Planet of the Eyes is a platformer-adventure game in which players explore a strange planet after crash landing onto the surface. There are dangerous creatures ready to lash out should you step even one inch into their territory, and there are architectural ruins interspersed with natural landscapes consisting of strange plants and molten lava. Basically, this planet could kill you at any moment. Beyond a gorgeous color pallet of pastels, the game has heart at its center—and a cute robot.
For the most part, I am a PC gamer, yet I recently got back into the console scene after E3 2016. I’m still hesitant to play certain types of games with a controller because I’m trying to get comfortable with a controller all over again, but Planet of the Eyes is definitely smoother to play on console than PC controls-wise.
With that in mind, the game is simple in the way of controls—right, left, jump, and grab are all the movements you can make—yet utilizes the element of timing well. Sliding down hills, jumping across ravines, and climbing ladders is as easy and as fluid as a platformer can get, but you’ll encounter a few monsters that will test your ingenuity: giant beetles, mutant spiders, scary sea creatures—you know, the usual assortment of murderous wildlife you find on strange planets. The terrain is a breeze to navigate if you take a few moments to look at your surroundings. There are some interactive objects that blend into the scenery, so hopefully your detective skills are on point, otherwise you might miss them.
All of these thing are seamlessly incorporated into Planet of the Eyes as environmental puzzles.
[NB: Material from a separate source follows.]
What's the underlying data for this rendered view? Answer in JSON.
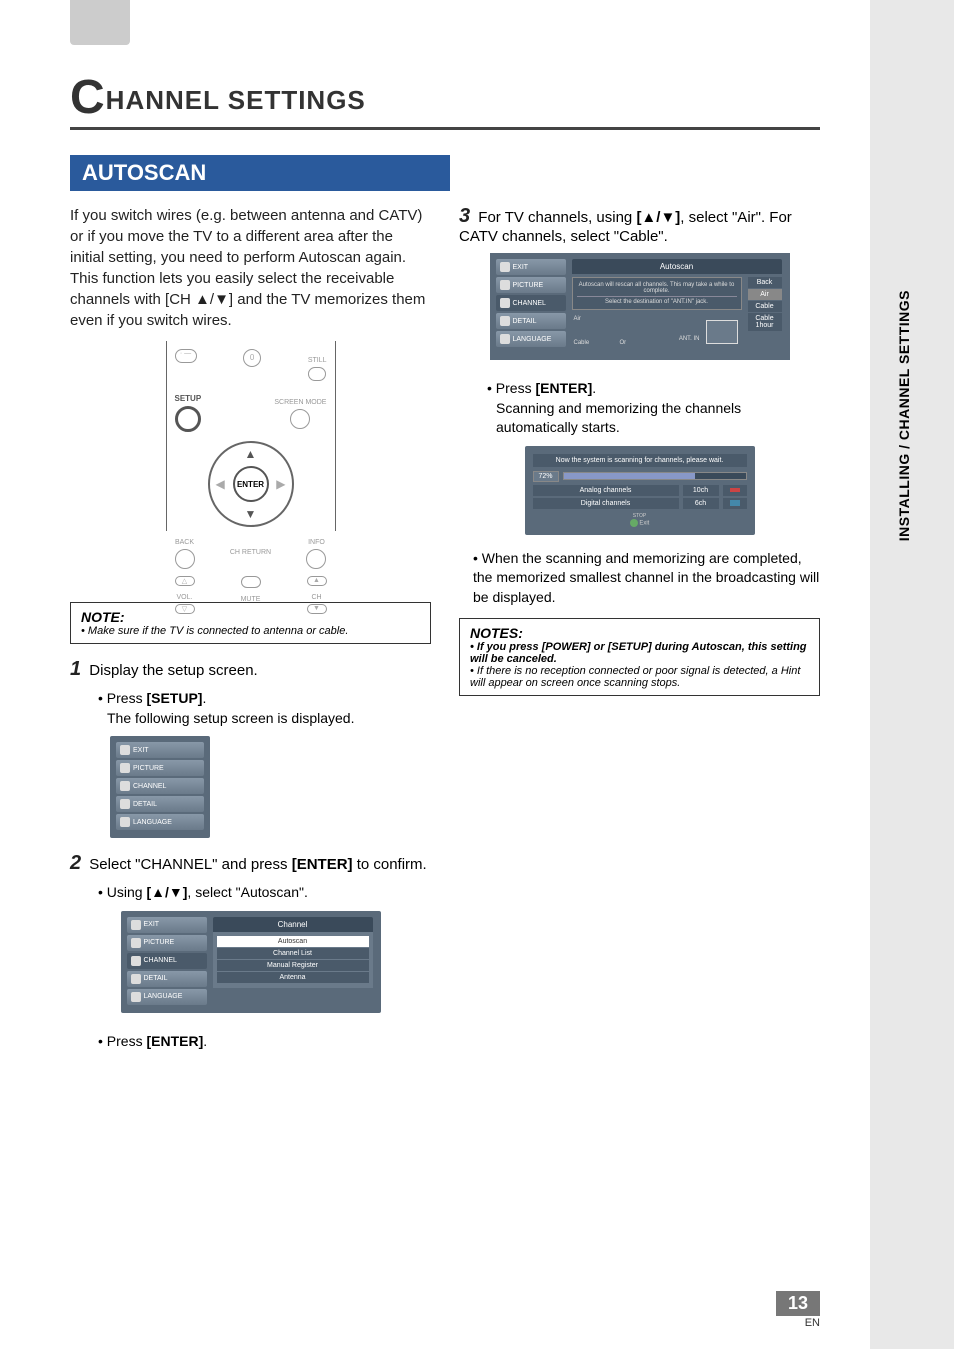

Most of them require a little thought and exploration, but they are all easy to solve. When you do make a mistake, death is instant, but you respawn quickly, sometimes just a few steps behind from where you took a fatal plunge or were chewed to bits by a giant beetle. Overall, there is a nice variety to the puzzles, and the game does a great job of making sure none feel repetitive, but what often seems like a simple solution won’t be if you try to speed through the brutal environment. Patience is key.
Scattered throughout the game are cassette tapes that tell the story piece by piece—which is an odd juxtaposition in itself, considering the higher forms of technology that make up the game. None are hidden or stowed away in secret places; you’ll come across from them every so often along your journey. There’s a surprising amount of backstory in these tapes, each one gradually giving more insight into how and why you ended up on this planet. For such a short game—around the hour mark—there is a good amount of depth to the story, and enough context revealed evenly throughout the game to keep you interested. It’s mysterious enough, but not for the sake of being mysterious. The narration is soothing, and the admiration the man has for the little robot that you control comes through loud and clear.
However, because Planet of the Eyes’ total playtime is so short, there are a lot of unanswered questions. You won’t have a full understanding of the events that took place prior to the beginning scene of the game, so you’re left to fill in the blanks. The game is held together by its narrative, which adds a needed extra layer of complexity, yet there is so much unexplored depth to the story—mainly surrounding the relationship the creator has formed with the robot, and how these robots fit into the world where they come from.
In all, Planet of the Eyes is by all accounts a carefully crafted game. It’s clear that the developers put a lot of time and thought into everything from the art, to the narration, to the gameplay. But its greatest shortcoming is that it’s not a longer game. The game provides a satisfying experience overall, but not the emotional resonance. At the same time, however, there is beauty in its subtle narrative. How you feel about the game will come down to this: if you are a novel-person or a short story-person.
For more information on Planet of the Eyes, check out the official website. A copy of the game was provided by the developer.